DATA UNDER STUDY:
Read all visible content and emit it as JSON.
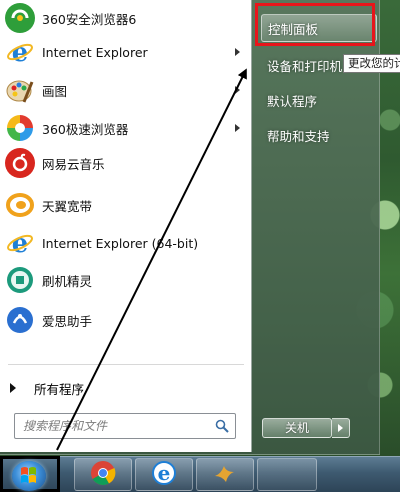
{
  "programs": [
    {
      "label": "360安全浏览器6",
      "icon": "360-safe-browser-icon",
      "color": "#2e9e3a",
      "has_arrow": false
    },
    {
      "label": "Internet Explorer",
      "icon": "internet-explorer-icon",
      "color": "#1e7fd6",
      "has_arrow": true
    },
    {
      "label": "画图",
      "icon": "paint-icon",
      "color": "#e9a23b",
      "has_arrow": true
    },
    {
      "label": "360极速浏览器",
      "icon": "360-speed-browser-icon",
      "color": "#d9372a",
      "has_arrow": true
    },
    {
      "label": "网易云音乐",
      "icon": "netease-music-icon",
      "color": "#d8261e",
      "has_arrow": false
    },
    {
      "label": "天翼宽带",
      "icon": "tianyi-broadband-icon",
      "color": "#f0a21c",
      "has_arrow": false
    },
    {
      "label": "Internet Explorer (64-bit)",
      "icon": "internet-explorer-64-icon",
      "color": "#1e7fd6",
      "has_arrow": false
    },
    {
      "label": "刷机精灵",
      "icon": "flash-wizard-icon",
      "color": "#1c9a7c",
      "has_arrow": false
    },
    {
      "label": "爱思助手",
      "icon": "aisi-assistant-icon",
      "color": "#2a6fd0",
      "has_arrow": false
    }
  ],
  "all_programs": "所有程序",
  "search": {
    "placeholder": "搜索程序和文件"
  },
  "right_pane": {
    "items": [
      "控制面板",
      "设备和打印机",
      "默认程序",
      "帮助和支持"
    ]
  },
  "tooltip": "更改您的计",
  "shutdown_label": "关机",
  "colors": {
    "highlight": "#e8151b",
    "accent": "#2f5a30"
  }
}
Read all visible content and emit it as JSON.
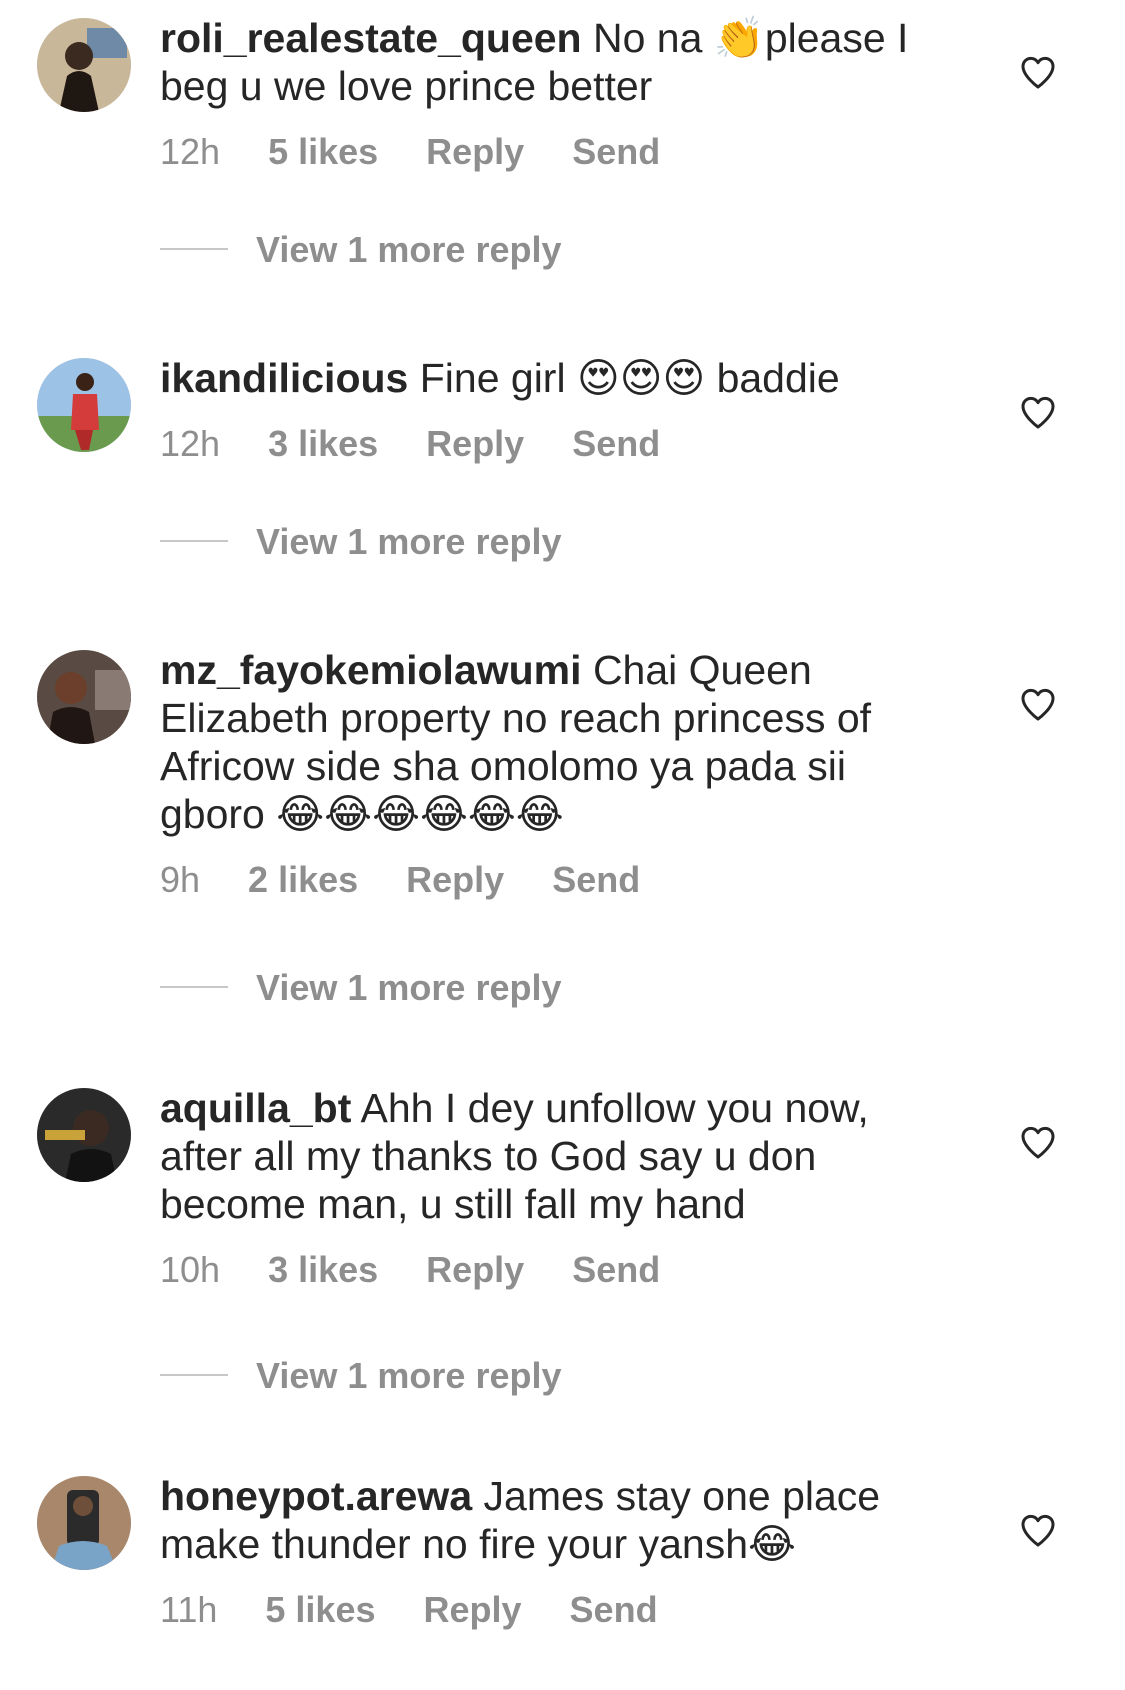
{
  "comments": [
    {
      "username": "roli_realestate_queen",
      "text": "No na 👏please I beg u we love prince better",
      "time": "12h",
      "likes": "5 likes",
      "reply": "Reply",
      "send": "Send",
      "view_more": "View 1 more reply",
      "avatar_icon": "avatar-photo"
    },
    {
      "username": "ikandilicious",
      "text": "Fine girl 😍😍😍 baddie",
      "time": "12h",
      "likes": "3 likes",
      "reply": "Reply",
      "send": "Send",
      "view_more": "View 1 more reply",
      "avatar_icon": "avatar-photo"
    },
    {
      "username": "mz_fayokemiolawumi",
      "text": "Chai Queen Elizabeth property no reach princess of Africow side sha omolomo ya pada sii gboro 😂😂😂😂😂😂",
      "time": "9h",
      "likes": "2 likes",
      "reply": "Reply",
      "send": "Send",
      "view_more": "View 1 more reply",
      "avatar_icon": "avatar-photo"
    },
    {
      "username": "aquilla_bt",
      "text": "Ahh I dey unfollow you now, after all my thanks to God say u don become man, u still fall my hand",
      "time": "10h",
      "likes": "3 likes",
      "reply": "Reply",
      "send": "Send",
      "view_more": "View 1 more reply",
      "avatar_icon": "avatar-photo"
    },
    {
      "username": "honeypot.arewa",
      "text": "James stay one place make thunder no fire your yansh😂",
      "time": "11h",
      "likes": "5 likes",
      "reply": "Reply",
      "send": "Send",
      "avatar_icon": "avatar-photo"
    }
  ],
  "colors": {
    "text": "#262626",
    "secondary": "#8e8e8e",
    "divider": "#c7c7c7",
    "background": "#ffffff"
  },
  "icons": {
    "like": "heart-outline-icon"
  }
}
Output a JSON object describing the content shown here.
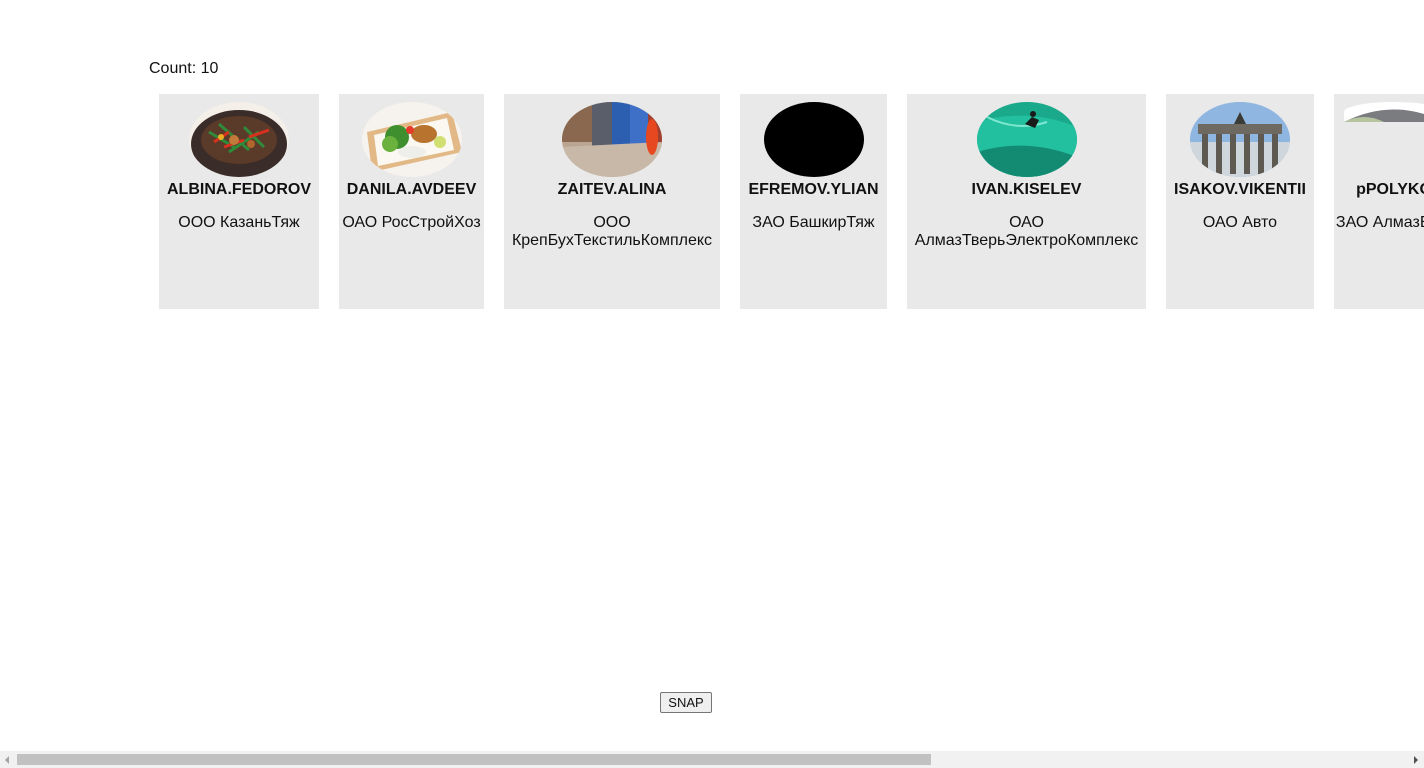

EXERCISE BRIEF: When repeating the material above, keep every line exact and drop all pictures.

RESPONSE AREA:
Read all visible content and emit it as JSON.
{
  "programs": [
    {
      "label": "360安全浏览器6",
      "icon": "360-safe-browser-icon",
      "color": "#2e9e3a",
      "has_arrow": false
    },
    {
      "label": "Internet Explorer",
      "icon": "internet-explorer-icon",
      "color": "#1e7fd6",
      "has_arrow": true
    },
    {
      "label": "画图",
      "icon": "paint-icon",
      "color": "#e9a23b",
      "has_arrow": true
    },
    {
      "label": "360极速浏览器",
      "icon": "360-speed-browser-icon",
      "color": "#d9372a",
      "has_arrow": true
    },
    {
      "label": "网易云音乐",
      "icon": "netease-music-icon",
      "color": "#d8261e",
      "has_arrow": false
    },
    {
      "label": "天翼宽带",
      "icon": "tianyi-broadband-icon",
      "color": "#f0a21c",
      "has_arrow": false
    },
    {
      "label": "Internet Explorer (64-bit)",
      "icon": "internet-explorer-64-icon",
      "color": "#1e7fd6",
      "has_arrow": false
    },
    {
      "label": "刷机精灵",
      "icon": "flash-wizard-icon",
      "color": "#1c9a7c",
      "has_arrow": false
    },
    {
      "label": "爱思助手",
      "icon": "aisi-assistant-icon",
      "color": "#2a6fd0",
      "has_arrow": false
    }
  ],
  "all_programs": "所有程序",
  "search": {
    "placeholder": "搜索程序和文件"
  },
  "right_pane": {
    "items": [
      "控制面板",
      "设备和打印机",
      "默认程序",
      "帮助和支持"
    ]
  },
  "tooltip": "更改您的计",
  "shutdown_label": "关机",
  "colors": {
    "highlight": "#e8151b",
    "accent": "#2f5a30"
  }
}
Read all visible content and emit it as JSON.
{
  "comments": [
    {
      "username": "roli_realestate_queen",
      "text": "No na 👏please I beg u we love prince better",
      "time": "12h",
      "likes": "5 likes",
      "reply": "Reply",
      "send": "Send",
      "view_more": "View 1 more reply",
      "avatar_icon": "avatar-photo"
    },
    {
      "username": "ikandilicious",
      "text": "Fine girl 😍😍😍 baddie",
      "time": "12h",
      "likes": "3 likes",
      "reply": "Reply",
      "send": "Send",
      "view_more": "View 1 more reply",
      "avatar_icon": "avatar-photo"
    },
    {
      "username": "mz_fayokemiolawumi",
      "text": "Chai Queen Elizabeth property no reach princess of Africow side sha omolomo ya pada sii gboro 😂😂😂😂😂😂",
      "time": "9h",
      "likes": "2 likes",
      "reply": "Reply",
      "send": "Send",
      "view_more": "View 1 more reply",
      "avatar_icon": "avatar-photo"
    },
    {
      "username": "aquilla_bt",
      "text": "Ahh I dey unfollow you now, after all my thanks to God say u don become man, u still fall my hand",
      "time": "10h",
      "likes": "3 likes",
      "reply": "Reply",
      "send": "Send",
      "view_more": "View 1 more reply",
      "avatar_icon": "avatar-photo"
    },
    {
      "username": "honeypot.arewa",
      "text": "James stay one place make thunder no fire your yansh😂",
      "time": "11h",
      "likes": "5 likes",
      "reply": "Reply",
      "send": "Send",
      "avatar_icon": "avatar-photo"
    }
  ],
  "colors": {
    "text": "#262626",
    "secondary": "#8e8e8e",
    "divider": "#c7c7c7",
    "background": "#ffffff"
  },
  "icons": {
    "like": "heart-outline-icon"
  }
}
Output a JSON object describing the content shown here.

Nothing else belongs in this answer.